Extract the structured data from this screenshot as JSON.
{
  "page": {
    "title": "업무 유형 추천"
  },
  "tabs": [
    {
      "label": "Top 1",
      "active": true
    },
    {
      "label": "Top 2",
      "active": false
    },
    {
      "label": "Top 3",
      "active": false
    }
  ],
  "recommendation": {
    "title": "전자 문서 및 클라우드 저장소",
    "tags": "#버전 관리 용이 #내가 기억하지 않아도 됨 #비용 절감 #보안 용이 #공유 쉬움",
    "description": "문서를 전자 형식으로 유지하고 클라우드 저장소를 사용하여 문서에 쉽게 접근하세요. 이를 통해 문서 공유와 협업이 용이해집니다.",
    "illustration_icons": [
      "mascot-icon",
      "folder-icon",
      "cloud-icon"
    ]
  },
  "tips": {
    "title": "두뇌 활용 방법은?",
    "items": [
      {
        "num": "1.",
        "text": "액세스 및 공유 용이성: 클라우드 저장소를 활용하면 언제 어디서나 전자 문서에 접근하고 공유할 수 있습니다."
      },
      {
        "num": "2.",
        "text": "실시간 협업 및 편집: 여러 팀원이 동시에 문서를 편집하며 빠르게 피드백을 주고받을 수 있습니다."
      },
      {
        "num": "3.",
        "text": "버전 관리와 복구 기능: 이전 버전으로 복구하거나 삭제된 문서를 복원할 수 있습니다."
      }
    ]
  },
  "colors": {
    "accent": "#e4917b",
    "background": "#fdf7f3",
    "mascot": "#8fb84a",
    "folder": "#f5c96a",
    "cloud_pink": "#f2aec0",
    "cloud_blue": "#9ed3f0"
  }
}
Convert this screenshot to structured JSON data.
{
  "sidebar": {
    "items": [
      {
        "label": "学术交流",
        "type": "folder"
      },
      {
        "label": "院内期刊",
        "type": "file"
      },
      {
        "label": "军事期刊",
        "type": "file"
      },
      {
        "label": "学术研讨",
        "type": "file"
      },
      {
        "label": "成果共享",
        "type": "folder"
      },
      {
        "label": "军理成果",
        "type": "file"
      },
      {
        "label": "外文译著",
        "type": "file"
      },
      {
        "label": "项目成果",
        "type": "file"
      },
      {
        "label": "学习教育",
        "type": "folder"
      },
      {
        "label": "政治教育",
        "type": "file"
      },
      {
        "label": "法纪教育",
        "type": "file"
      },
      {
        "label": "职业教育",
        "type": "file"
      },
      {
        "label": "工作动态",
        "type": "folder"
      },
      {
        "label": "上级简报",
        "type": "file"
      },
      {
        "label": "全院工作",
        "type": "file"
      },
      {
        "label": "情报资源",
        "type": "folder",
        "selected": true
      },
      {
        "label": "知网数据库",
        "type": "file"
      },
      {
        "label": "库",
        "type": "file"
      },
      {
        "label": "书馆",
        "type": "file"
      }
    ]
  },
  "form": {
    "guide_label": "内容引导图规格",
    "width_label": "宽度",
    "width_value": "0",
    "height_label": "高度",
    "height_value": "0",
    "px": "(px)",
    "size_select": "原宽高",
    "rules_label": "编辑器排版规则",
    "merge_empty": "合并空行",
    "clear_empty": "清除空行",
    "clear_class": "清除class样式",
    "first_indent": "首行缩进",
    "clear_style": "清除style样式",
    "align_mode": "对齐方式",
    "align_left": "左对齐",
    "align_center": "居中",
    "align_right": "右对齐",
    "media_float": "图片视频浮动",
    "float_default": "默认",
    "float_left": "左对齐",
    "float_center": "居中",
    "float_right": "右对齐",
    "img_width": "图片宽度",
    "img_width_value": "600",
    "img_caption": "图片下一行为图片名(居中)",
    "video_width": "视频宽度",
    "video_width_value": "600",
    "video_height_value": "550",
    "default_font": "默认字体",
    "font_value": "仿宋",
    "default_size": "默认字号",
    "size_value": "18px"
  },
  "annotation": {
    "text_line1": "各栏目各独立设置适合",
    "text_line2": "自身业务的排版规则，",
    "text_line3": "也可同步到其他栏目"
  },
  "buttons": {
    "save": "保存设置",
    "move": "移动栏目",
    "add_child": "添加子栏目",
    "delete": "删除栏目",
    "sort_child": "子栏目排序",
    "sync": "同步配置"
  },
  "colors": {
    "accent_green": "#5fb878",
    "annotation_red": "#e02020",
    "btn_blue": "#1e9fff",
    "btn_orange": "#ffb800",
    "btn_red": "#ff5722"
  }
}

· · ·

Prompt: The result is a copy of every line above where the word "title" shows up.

Task response:
    "title": "업무 유형 추천"
    "title": "전자 문서 및 클라우드 저장소",
    "title": "두뇌 활용 방법은?",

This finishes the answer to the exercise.